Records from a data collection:
Start of Block

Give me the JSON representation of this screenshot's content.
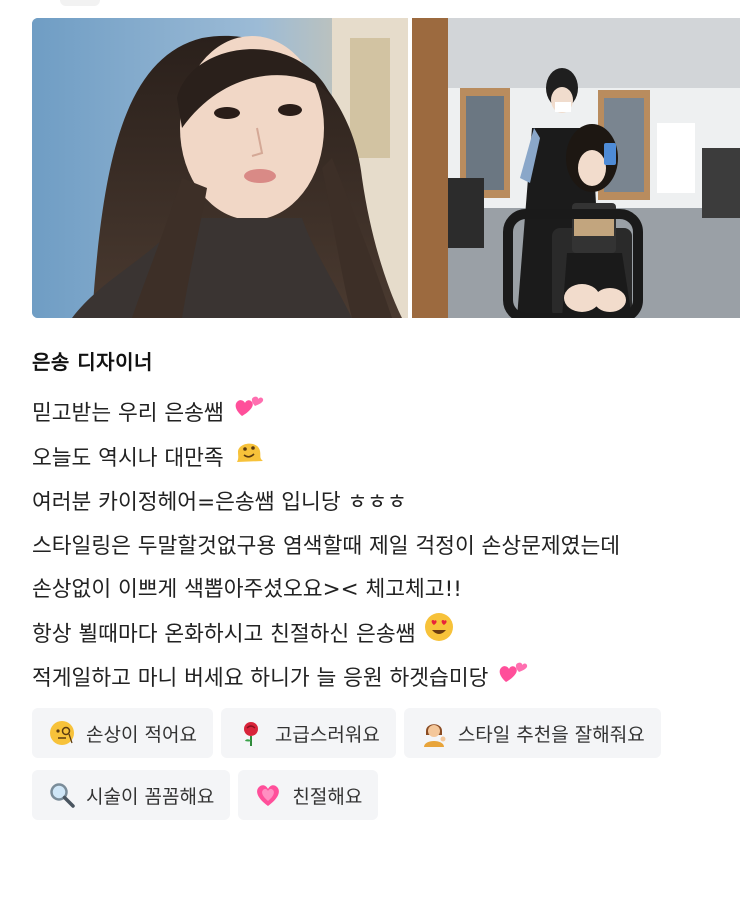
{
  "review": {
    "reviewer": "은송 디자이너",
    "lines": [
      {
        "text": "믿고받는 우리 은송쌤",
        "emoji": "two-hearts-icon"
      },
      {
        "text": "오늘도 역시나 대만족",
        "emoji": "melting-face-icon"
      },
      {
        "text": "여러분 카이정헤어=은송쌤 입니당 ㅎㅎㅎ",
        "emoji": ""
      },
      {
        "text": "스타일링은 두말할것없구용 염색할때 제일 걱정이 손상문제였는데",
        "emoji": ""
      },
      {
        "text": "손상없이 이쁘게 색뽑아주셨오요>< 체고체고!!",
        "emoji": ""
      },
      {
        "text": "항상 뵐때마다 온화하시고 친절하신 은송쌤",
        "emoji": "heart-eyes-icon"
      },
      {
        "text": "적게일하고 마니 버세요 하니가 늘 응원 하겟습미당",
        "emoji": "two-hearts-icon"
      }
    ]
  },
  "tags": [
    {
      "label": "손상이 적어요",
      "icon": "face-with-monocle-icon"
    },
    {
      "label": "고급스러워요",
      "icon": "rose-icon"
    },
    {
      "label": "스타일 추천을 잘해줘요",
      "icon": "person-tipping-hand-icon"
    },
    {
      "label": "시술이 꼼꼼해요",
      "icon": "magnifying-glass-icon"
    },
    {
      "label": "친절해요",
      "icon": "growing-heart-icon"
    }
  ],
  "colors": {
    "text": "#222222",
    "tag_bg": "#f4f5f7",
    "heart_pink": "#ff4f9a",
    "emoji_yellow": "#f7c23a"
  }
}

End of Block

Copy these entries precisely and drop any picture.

Give me the JSON representation of this screenshot's content.
{
  "review": {
    "reviewer": "은송 디자이너",
    "lines": [
      {
        "text": "믿고받는 우리 은송쌤",
        "emoji": "two-hearts-icon"
      },
      {
        "text": "오늘도 역시나 대만족",
        "emoji": "melting-face-icon"
      },
      {
        "text": "여러분 카이정헤어=은송쌤 입니당 ㅎㅎㅎ",
        "emoji": ""
      },
      {
        "text": "스타일링은 두말할것없구용 염색할때 제일 걱정이 손상문제였는데",
        "emoji": ""
      },
      {
        "text": "손상없이 이쁘게 색뽑아주셨오요>< 체고체고!!",
        "emoji": ""
      },
      {
        "text": "항상 뵐때마다 온화하시고 친절하신 은송쌤",
        "emoji": "heart-eyes-icon"
      },
      {
        "text": "적게일하고 마니 버세요 하니가 늘 응원 하겟습미당",
        "emoji": "two-hearts-icon"
      }
    ]
  },
  "tags": [
    {
      "label": "손상이 적어요",
      "icon": "face-with-monocle-icon"
    },
    {
      "label": "고급스러워요",
      "icon": "rose-icon"
    },
    {
      "label": "스타일 추천을 잘해줘요",
      "icon": "person-tipping-hand-icon"
    },
    {
      "label": "시술이 꼼꼼해요",
      "icon": "magnifying-glass-icon"
    },
    {
      "label": "친절해요",
      "icon": "growing-heart-icon"
    }
  ],
  "colors": {
    "text": "#222222",
    "tag_bg": "#f4f5f7",
    "heart_pink": "#ff4f9a",
    "emoji_yellow": "#f7c23a"
  }
}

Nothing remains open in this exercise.